*WHAT IS EXPECTED*:
Every line from the one holding "Convert this screenshot" through the final line of the entries is to be reproduced exactly, and no other line.

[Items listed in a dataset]
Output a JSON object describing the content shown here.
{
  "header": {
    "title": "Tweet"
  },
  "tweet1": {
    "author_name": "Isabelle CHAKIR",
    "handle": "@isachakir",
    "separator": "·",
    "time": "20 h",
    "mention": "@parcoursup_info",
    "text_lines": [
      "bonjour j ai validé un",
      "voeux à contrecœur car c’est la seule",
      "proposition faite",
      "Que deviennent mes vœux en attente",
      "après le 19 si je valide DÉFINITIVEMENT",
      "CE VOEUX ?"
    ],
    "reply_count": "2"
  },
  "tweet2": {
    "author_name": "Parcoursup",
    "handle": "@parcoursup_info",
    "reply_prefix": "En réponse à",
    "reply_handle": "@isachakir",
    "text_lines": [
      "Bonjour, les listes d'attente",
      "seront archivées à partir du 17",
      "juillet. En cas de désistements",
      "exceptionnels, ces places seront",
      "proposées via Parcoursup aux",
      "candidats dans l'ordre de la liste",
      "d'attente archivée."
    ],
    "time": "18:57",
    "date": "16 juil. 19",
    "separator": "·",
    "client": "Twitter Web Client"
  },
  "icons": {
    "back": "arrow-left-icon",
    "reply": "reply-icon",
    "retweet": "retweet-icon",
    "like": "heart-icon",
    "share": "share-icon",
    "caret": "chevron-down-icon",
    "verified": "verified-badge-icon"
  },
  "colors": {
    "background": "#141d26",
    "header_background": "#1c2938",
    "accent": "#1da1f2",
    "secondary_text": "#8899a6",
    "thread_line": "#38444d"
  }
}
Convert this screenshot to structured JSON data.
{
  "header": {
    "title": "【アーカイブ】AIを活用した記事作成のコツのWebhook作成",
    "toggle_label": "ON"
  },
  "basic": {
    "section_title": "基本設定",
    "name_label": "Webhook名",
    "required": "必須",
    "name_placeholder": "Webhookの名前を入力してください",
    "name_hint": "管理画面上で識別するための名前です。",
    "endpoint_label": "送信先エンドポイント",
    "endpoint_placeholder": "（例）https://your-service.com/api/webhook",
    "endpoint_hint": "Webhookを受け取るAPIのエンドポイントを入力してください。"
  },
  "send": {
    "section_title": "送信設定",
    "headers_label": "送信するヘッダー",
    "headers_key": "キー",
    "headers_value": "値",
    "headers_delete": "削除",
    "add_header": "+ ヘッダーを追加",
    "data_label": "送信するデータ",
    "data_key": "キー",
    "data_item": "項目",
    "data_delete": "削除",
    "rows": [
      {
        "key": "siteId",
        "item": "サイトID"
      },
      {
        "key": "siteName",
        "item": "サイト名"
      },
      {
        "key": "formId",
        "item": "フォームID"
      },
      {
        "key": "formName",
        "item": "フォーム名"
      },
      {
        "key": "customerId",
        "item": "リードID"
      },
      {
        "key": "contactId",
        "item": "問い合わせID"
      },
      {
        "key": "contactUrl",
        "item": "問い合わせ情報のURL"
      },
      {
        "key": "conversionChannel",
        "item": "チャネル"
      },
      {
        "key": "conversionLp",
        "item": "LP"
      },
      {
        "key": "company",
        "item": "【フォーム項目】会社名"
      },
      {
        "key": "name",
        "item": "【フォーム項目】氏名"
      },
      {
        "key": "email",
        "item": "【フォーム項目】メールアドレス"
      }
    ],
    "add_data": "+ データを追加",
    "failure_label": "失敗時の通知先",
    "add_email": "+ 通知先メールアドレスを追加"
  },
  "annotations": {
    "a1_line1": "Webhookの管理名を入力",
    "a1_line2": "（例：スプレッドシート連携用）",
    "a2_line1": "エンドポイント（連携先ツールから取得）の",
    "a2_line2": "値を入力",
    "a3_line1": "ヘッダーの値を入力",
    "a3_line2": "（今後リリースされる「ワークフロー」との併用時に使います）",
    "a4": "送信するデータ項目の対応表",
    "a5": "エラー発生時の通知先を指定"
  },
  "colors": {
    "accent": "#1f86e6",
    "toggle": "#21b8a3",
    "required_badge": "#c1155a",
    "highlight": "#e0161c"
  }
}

*REPLY TO THE TASK*:
Convert this screenshot to structured JSON data.
{
  "header": {
    "title": "【アーカイブ】AIを活用した記事作成のコツのWebhook作成",
    "toggle_label": "ON"
  },
  "basic": {
    "section_title": "基本設定",
    "name_label": "Webhook名",
    "required": "必須",
    "name_placeholder": "Webhookの名前を入力してください",
    "name_hint": "管理画面上で識別するための名前です。",
    "endpoint_label": "送信先エンドポイント",
    "endpoint_placeholder": "（例）https://your-service.com/api/webhook",
    "endpoint_hint": "Webhookを受け取るAPIのエンドポイントを入力してください。"
  },
  "send": {
    "section_title": "送信設定",
    "headers_label": "送信するヘッダー",
    "headers_key": "キー",
    "headers_value": "値",
    "headers_delete": "削除",
    "add_header": "+ ヘッダーを追加",
    "data_label": "送信するデータ",
    "data_key": "キー",
    "data_item": "項目",
    "data_delete": "削除",
    "rows": [
      {
        "key": "siteId",
        "item": "サイトID"
      },
      {
        "key": "siteName",
        "item": "サイト名"
      },
      {
        "key": "formId",
        "item": "フォームID"
      },
      {
        "key": "formName",
        "item": "フォーム名"
      },
      {
        "key": "customerId",
        "item": "リードID"
      },
      {
        "key": "contactId",
        "item": "問い合わせID"
      },
      {
        "key": "contactUrl",
        "item": "問い合わせ情報のURL"
      },
      {
        "key": "conversionChannel",
        "item": "チャネル"
      },
      {
        "key": "conversionLp",
        "item": "LP"
      },
      {
        "key": "company",
        "item": "【フォーム項目】会社名"
      },
      {
        "key": "name",
        "item": "【フォーム項目】氏名"
      },
      {
        "key": "email",
        "item": "【フォーム項目】メールアドレス"
      }
    ],
    "add_data": "+ データを追加",
    "failure_label": "失敗時の通知先",
    "add_email": "+ 通知先メールアドレスを追加"
  },
  "annotations": {
    "a1_line1": "Webhookの管理名を入力",
    "a1_line2": "（例：スプレッドシート連携用）",
    "a2_line1": "エンドポイント（連携先ツールから取得）の",
    "a2_line2": "値を入力",
    "a3_line1": "ヘッダーの値を入力",
    "a3_line2": "（今後リリースされる「ワークフロー」との併用時に使います）",
    "a4": "送信するデータ項目の対応表",
    "a5": "エラー発生時の通知先を指定"
  },
  "colors": {
    "accent": "#1f86e6",
    "toggle": "#21b8a3",
    "required_badge": "#c1155a",
    "highlight": "#e0161c"
  }
}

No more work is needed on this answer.